START SOURCE DATA

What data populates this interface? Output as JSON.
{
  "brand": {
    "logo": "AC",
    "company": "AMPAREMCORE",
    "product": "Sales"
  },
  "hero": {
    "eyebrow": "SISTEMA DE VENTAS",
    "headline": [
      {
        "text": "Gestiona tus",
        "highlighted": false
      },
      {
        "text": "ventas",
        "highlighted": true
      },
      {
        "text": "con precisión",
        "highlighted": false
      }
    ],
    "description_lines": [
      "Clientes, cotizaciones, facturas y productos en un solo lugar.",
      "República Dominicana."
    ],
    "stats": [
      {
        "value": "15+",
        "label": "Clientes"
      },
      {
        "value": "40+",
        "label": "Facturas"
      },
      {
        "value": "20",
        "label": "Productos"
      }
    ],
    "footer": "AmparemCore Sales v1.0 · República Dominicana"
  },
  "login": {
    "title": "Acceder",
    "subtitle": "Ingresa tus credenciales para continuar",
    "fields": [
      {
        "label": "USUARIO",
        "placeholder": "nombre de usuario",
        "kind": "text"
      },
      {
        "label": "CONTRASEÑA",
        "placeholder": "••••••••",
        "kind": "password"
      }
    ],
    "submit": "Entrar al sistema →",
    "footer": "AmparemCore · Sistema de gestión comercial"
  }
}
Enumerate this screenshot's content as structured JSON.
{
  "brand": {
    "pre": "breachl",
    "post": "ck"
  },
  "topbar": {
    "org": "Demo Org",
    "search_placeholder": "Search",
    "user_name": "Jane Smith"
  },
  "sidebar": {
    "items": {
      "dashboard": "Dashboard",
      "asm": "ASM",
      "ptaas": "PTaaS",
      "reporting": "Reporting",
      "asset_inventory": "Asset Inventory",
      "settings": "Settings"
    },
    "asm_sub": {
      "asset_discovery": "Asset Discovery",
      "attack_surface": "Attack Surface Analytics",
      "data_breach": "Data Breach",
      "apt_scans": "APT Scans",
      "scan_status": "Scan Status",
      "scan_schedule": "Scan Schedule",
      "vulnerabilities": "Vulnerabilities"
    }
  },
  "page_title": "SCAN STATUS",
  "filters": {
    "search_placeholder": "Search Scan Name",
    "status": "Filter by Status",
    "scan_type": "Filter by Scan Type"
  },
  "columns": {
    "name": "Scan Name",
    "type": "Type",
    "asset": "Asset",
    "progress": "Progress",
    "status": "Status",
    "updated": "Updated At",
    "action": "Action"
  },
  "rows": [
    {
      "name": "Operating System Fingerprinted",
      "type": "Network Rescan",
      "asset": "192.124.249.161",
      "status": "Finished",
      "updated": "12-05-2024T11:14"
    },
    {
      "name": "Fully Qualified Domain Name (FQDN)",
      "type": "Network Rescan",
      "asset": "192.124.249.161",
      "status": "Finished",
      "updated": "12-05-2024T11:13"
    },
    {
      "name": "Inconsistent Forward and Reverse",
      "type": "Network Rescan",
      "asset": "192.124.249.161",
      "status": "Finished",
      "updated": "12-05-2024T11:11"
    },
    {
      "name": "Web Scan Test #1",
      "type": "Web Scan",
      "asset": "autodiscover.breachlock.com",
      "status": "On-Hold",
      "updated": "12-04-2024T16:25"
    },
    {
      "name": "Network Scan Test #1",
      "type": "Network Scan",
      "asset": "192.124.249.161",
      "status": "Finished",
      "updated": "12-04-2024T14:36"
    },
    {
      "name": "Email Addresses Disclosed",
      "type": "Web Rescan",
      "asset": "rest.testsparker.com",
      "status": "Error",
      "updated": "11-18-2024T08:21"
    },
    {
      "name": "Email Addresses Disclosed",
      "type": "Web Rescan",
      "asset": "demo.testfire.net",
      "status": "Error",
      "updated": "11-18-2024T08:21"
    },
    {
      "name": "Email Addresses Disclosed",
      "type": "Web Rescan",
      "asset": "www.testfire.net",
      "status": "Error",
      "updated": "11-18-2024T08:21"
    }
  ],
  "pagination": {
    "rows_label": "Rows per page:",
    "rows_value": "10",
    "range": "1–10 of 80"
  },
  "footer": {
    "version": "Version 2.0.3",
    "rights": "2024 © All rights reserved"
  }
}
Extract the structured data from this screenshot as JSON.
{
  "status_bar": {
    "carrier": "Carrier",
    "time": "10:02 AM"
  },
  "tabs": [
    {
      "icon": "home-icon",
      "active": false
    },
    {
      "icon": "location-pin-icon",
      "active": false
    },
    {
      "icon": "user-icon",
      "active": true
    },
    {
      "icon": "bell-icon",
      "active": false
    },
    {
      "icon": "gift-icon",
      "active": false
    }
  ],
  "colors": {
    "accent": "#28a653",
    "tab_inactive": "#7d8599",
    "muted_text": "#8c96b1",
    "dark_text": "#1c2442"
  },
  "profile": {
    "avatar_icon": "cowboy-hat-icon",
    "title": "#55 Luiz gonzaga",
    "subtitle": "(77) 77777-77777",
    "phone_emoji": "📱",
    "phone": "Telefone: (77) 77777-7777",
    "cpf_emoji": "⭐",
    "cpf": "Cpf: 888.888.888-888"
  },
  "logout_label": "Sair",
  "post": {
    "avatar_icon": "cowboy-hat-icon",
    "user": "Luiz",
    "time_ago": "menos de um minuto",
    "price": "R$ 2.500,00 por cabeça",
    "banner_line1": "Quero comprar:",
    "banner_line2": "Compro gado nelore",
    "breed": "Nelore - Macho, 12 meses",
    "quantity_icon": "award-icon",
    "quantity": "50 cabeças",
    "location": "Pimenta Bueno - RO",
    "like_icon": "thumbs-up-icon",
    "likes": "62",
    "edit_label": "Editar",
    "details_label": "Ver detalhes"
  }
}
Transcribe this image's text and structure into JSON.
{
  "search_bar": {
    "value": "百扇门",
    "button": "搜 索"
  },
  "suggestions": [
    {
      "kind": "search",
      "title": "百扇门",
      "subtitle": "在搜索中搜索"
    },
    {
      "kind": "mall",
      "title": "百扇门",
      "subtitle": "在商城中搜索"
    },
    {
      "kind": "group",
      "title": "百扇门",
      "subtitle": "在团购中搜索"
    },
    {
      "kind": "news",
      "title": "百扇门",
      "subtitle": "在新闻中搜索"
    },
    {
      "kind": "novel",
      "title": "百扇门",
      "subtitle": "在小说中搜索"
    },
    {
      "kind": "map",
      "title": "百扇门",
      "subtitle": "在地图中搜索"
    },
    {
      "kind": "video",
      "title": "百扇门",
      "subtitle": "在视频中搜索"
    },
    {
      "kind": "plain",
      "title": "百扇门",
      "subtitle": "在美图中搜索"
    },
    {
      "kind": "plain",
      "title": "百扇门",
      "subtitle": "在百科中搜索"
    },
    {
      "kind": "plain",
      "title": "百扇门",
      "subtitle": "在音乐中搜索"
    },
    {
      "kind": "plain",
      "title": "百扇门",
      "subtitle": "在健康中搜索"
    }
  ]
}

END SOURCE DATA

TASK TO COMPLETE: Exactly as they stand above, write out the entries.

THE COMPLETED TASK:
What data populates this interface? Output as JSON.
{
  "brand": {
    "logo": "AC",
    "company": "AMPAREMCORE",
    "product": "Sales"
  },
  "hero": {
    "eyebrow": "SISTEMA DE VENTAS",
    "headline": [
      {
        "text": "Gestiona tus",
        "highlighted": false
      },
      {
        "text": "ventas",
        "highlighted": true
      },
      {
        "text": "con precisión",
        "highlighted": false
      }
    ],
    "description_lines": [
      "Clientes, cotizaciones, facturas y productos en un solo lugar.",
      "República Dominicana."
    ],
    "stats": [
      {
        "value": "15+",
        "label": "Clientes"
      },
      {
        "value": "40+",
        "label": "Facturas"
      },
      {
        "value": "20",
        "label": "Productos"
      }
    ],
    "footer": "AmparemCore Sales v1.0 · República Dominicana"
  },
  "login": {
    "title": "Acceder",
    "subtitle": "Ingresa tus credenciales para continuar",
    "fields": [
      {
        "label": "USUARIO",
        "placeholder": "nombre de usuario",
        "kind": "text"
      },
      {
        "label": "CONTRASEÑA",
        "placeholder": "••••••••",
        "kind": "password"
      }
    ],
    "submit": "Entrar al sistema →",
    "footer": "AmparemCore · Sistema de gestión comercial"
  }
}
Enumerate this screenshot's content as structured JSON.
{
  "brand": {
    "pre": "breachl",
    "post": "ck"
  },
  "topbar": {
    "org": "Demo Org",
    "search_placeholder": "Search",
    "user_name": "Jane Smith"
  },
  "sidebar": {
    "items": {
      "dashboard": "Dashboard",
      "asm": "ASM",
      "ptaas": "PTaaS",
      "reporting": "Reporting",
      "asset_inventory": "Asset Inventory",
      "settings": "Settings"
    },
    "asm_sub": {
      "asset_discovery": "Asset Discovery",
      "attack_surface": "Attack Surface Analytics",
      "data_breach": "Data Breach",
      "apt_scans": "APT Scans",
      "scan_status": "Scan Status",
      "scan_schedule": "Scan Schedule",
      "vulnerabilities": "Vulnerabilities"
    }
  },
  "page_title": "SCAN STATUS",
  "filters": {
    "search_placeholder": "Search Scan Name",
    "status": "Filter by Status",
    "scan_type": "Filter by Scan Type"
  },
  "columns": {
    "name": "Scan Name",
    "type": "Type",
    "asset": "Asset",
    "progress": "Progress",
    "status": "Status",
    "updated": "Updated At",
    "action": "Action"
  },
  "rows": [
    {
      "name": "Operating System Fingerprinted",
      "type": "Network Rescan",
      "asset": "192.124.249.161",
      "status": "Finished",
      "updated": "12-05-2024T11:14"
    },
    {
      "name": "Fully Qualified Domain Name (FQDN)",
      "type": "Network Rescan",
      "asset": "192.124.249.161",
      "status": "Finished",
      "updated": "12-05-2024T11:13"
    },
    {
      "name": "Inconsistent Forward and Reverse",
      "type": "Network Rescan",
      "asset": "192.124.249.161",
      "status": "Finished",
      "updated": "12-05-2024T11:11"
    },
    {
      "name": "Web Scan Test #1",
      "type": "Web Scan",
      "asset": "autodiscover.breachlock.com",
      "status": "On-Hold",
      "updated": "12-04-2024T16:25"
    },
    {
      "name": "Network Scan Test #1",
      "type": "Network Scan",
      "asset": "192.124.249.161",
      "status": "Finished",
      "updated": "12-04-2024T14:36"
    },
    {
      "name": "Email Addresses Disclosed",
      "type": "Web Rescan",
      "asset": "rest.testsparker.com",
      "status": "Error",
      "updated": "11-18-2024T08:21"
    },
    {
      "name": "Email Addresses Disclosed",
      "type": "Web Rescan",
      "asset": "demo.testfire.net",
      "status": "Error",
      "updated": "11-18-2024T08:21"
    },
    {
      "name": "Email Addresses Disclosed",
      "type": "Web Rescan",
      "asset": "www.testfire.net",
      "status": "Error",
      "updated": "11-18-2024T08:21"
    }
  ],
  "pagination": {
    "rows_label": "Rows per page:",
    "rows_value": "10",
    "range": "1–10 of 80"
  },
  "footer": {
    "version": "Version 2.0.3",
    "rights": "2024 © All rights reserved"
  }
}
Extract the structured data from this screenshot as JSON.
{
  "status_bar": {
    "carrier": "Carrier",
    "time": "10:02 AM"
  },
  "tabs": [
    {
      "icon": "home-icon",
      "active": false
    },
    {
      "icon": "location-pin-icon",
      "active": false
    },
    {
      "icon": "user-icon",
      "active": true
    },
    {
      "icon": "bell-icon",
      "active": false
    },
    {
      "icon": "gift-icon",
      "active": false
    }
  ],
  "colors": {
    "accent": "#28a653",
    "tab_inactive": "#7d8599",
    "muted_text": "#8c96b1",
    "dark_text": "#1c2442"
  },
  "profile": {
    "avatar_icon": "cowboy-hat-icon",
    "title": "#55 Luiz gonzaga",
    "subtitle": "(77) 77777-77777",
    "phone_emoji": "📱",
    "phone": "Telefone: (77) 77777-7777",
    "cpf_emoji": "⭐",
    "cpf": "Cpf: 888.888.888-888"
  },
  "logout_label": "Sair",
  "post": {
    "avatar_icon": "cowboy-hat-icon",
    "user": "Luiz",
    "time_ago": "menos de um minuto",
    "price": "R$ 2.500,00 por cabeça",
    "banner_line1": "Quero comprar:",
    "banner_line2": "Compro gado nelore",
    "breed": "Nelore - Macho, 12 meses",
    "quantity_icon": "award-icon",
    "quantity": "50 cabeças",
    "location": "Pimenta Bueno - RO",
    "like_icon": "thumbs-up-icon",
    "likes": "62",
    "edit_label": "Editar",
    "details_label": "Ver detalhes"
  }
}
Transcribe this image's text and structure into JSON.
{
  "search_bar": {
    "value": "百扇门",
    "button": "搜 索"
  },
  "suggestions": [
    {
      "kind": "search",
      "title": "百扇门",
      "subtitle": "在搜索中搜索"
    },
    {
      "kind": "mall",
      "title": "百扇门",
      "subtitle": "在商城中搜索"
    },
    {
      "kind": "group",
      "title": "百扇门",
      "subtitle": "在团购中搜索"
    },
    {
      "kind": "news",
      "title": "百扇门",
      "subtitle": "在新闻中搜索"
    },
    {
      "kind": "novel",
      "title": "百扇门",
      "subtitle": "在小说中搜索"
    },
    {
      "kind": "map",
      "title": "百扇门",
      "subtitle": "在地图中搜索"
    },
    {
      "kind": "video",
      "title": "百扇门",
      "subtitle": "在视频中搜索"
    },
    {
      "kind": "plain",
      "title": "百扇门",
      "subtitle": "在美图中搜索"
    },
    {
      "kind": "plain",
      "title": "百扇门",
      "subtitle": "在百科中搜索"
    },
    {
      "kind": "plain",
      "title": "百扇门",
      "subtitle": "在音乐中搜索"
    },
    {
      "kind": "plain",
      "title": "百扇门",
      "subtitle": "在健康中搜索"
    }
  ]
}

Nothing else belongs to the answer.